### Problem to solve
The whole listing below needs to be retyped without a single change.

### Records for the exercise
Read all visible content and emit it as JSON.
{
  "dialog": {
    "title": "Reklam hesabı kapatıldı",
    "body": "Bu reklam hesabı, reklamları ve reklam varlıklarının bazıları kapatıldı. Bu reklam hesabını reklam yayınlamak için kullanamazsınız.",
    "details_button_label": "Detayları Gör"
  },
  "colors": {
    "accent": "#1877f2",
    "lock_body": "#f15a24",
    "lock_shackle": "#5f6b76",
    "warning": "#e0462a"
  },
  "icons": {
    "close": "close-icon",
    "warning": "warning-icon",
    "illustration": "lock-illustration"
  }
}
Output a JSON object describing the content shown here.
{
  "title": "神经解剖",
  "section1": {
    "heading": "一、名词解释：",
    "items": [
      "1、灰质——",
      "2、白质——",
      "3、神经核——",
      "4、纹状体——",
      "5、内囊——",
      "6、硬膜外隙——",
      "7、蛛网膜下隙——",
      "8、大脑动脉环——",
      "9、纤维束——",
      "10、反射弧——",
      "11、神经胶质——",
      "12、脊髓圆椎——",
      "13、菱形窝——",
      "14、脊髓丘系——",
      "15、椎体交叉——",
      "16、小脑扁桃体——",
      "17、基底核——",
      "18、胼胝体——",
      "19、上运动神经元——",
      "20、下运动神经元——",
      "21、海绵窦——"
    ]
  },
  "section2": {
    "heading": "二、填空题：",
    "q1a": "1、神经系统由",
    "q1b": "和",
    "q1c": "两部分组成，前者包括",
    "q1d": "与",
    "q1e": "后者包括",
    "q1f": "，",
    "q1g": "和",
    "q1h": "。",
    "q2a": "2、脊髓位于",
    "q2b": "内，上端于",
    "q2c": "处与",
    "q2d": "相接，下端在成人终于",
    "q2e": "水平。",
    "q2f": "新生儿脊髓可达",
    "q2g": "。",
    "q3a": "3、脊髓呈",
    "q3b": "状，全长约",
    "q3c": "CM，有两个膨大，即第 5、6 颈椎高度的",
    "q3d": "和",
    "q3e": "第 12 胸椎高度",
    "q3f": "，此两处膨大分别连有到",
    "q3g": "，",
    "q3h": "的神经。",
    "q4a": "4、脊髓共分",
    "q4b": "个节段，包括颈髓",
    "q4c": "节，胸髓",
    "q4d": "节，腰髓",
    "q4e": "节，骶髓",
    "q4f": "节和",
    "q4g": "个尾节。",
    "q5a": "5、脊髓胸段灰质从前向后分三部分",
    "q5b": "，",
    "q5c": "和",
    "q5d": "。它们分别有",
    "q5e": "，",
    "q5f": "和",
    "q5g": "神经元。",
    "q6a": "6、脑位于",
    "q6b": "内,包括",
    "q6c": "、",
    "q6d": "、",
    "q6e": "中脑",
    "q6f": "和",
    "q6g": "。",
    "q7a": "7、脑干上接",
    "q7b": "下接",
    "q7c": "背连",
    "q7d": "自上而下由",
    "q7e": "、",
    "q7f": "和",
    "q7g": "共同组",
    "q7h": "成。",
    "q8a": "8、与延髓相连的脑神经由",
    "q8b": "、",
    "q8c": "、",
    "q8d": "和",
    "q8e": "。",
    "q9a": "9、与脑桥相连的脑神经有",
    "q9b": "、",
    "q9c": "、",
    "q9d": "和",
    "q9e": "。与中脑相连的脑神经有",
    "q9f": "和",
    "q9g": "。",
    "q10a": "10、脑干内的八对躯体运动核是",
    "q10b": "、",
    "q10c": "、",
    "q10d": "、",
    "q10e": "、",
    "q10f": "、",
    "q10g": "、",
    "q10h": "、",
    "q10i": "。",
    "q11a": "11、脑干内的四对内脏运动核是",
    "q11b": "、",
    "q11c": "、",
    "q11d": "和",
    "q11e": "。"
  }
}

### Result of this exercise
Read all visible content and emit it as JSON.
{
  "dialog": {
    "title": "Reklam hesabı kapatıldı",
    "body": "Bu reklam hesabı, reklamları ve reklam varlıklarının bazıları kapatıldı. Bu reklam hesabını reklam yayınlamak için kullanamazsınız.",
    "details_button_label": "Detayları Gör"
  },
  "colors": {
    "accent": "#1877f2",
    "lock_body": "#f15a24",
    "lock_shackle": "#5f6b76",
    "warning": "#e0462a"
  },
  "icons": {
    "close": "close-icon",
    "warning": "warning-icon",
    "illustration": "lock-illustration"
  }
}
Output a JSON object describing the content shown here.
{
  "title": "神经解剖",
  "section1": {
    "heading": "一、名词解释：",
    "items": [
      "1、灰质——",
      "2、白质——",
      "3、神经核——",
      "4、纹状体——",
      "5、内囊——",
      "6、硬膜外隙——",
      "7、蛛网膜下隙——",
      "8、大脑动脉环——",
      "9、纤维束——",
      "10、反射弧——",
      "11、神经胶质——",
      "12、脊髓圆椎——",
      "13、菱形窝——",
      "14、脊髓丘系——",
      "15、椎体交叉——",
      "16、小脑扁桃体——",
      "17、基底核——",
      "18、胼胝体——",
      "19、上运动神经元——",
      "20、下运动神经元——",
      "21、海绵窦——"
    ]
  },
  "section2": {
    "heading": "二、填空题：",
    "q1a": "1、神经系统由",
    "q1b": "和",
    "q1c": "两部分组成，前者包括",
    "q1d": "与",
    "q1e": "后者包括",
    "q1f": "，",
    "q1g": "和",
    "q1h": "。",
    "q2a": "2、脊髓位于",
    "q2b": "内，上端于",
    "q2c": "处与",
    "q2d": "相接，下端在成人终于",
    "q2e": "水平。",
    "q2f": "新生儿脊髓可达",
    "q2g": "。",
    "q3a": "3、脊髓呈",
    "q3b": "状，全长约",
    "q3c": "CM，有两个膨大，即第 5、6 颈椎高度的",
    "q3d": "和",
    "q3e": "第 12 胸椎高度",
    "q3f": "，此两处膨大分别连有到",
    "q3g": "，",
    "q3h": "的神经。",
    "q4a": "4、脊髓共分",
    "q4b": "个节段，包括颈髓",
    "q4c": "节，胸髓",
    "q4d": "节，腰髓",
    "q4e": "节，骶髓",
    "q4f": "节和",
    "q4g": "个尾节。",
    "q5a": "5、脊髓胸段灰质从前向后分三部分",
    "q5b": "，",
    "q5c": "和",
    "q5d": "。它们分别有",
    "q5e": "，",
    "q5f": "和",
    "q5g": "神经元。",
    "q6a": "6、脑位于",
    "q6b": "内,包括",
    "q6c": "、",
    "q6d": "、",
    "q6e": "中脑",
    "q6f": "和",
    "q6g": "。",
    "q7a": "7、脑干上接",
    "q7b": "下接",
    "q7c": "背连",
    "q7d": "自上而下由",
    "q7e": "、",
    "q7f": "和",
    "q7g": "共同组",
    "q7h": "成。",
    "q8a": "8、与延髓相连的脑神经由",
    "q8b": "、",
    "q8c": "、",
    "q8d": "和",
    "q8e": "。",
    "q9a": "9、与脑桥相连的脑神经有",
    "q9b": "、",
    "q9c": "、",
    "q9d": "和",
    "q9e": "。与中脑相连的脑神经有",
    "q9f": "和",
    "q9g": "。",
    "q10a": "10、脑干内的八对躯体运动核是",
    "q10b": "、",
    "q10c": "、",
    "q10d": "、",
    "q10e": "、",
    "q10f": "、",
    "q10g": "、",
    "q10h": "、",
    "q10i": "。",
    "q11a": "11、脑干内的四对内脏运动核是",
    "q11b": "、",
    "q11c": "、",
    "q11d": "和",
    "q11e": "。"
  }
}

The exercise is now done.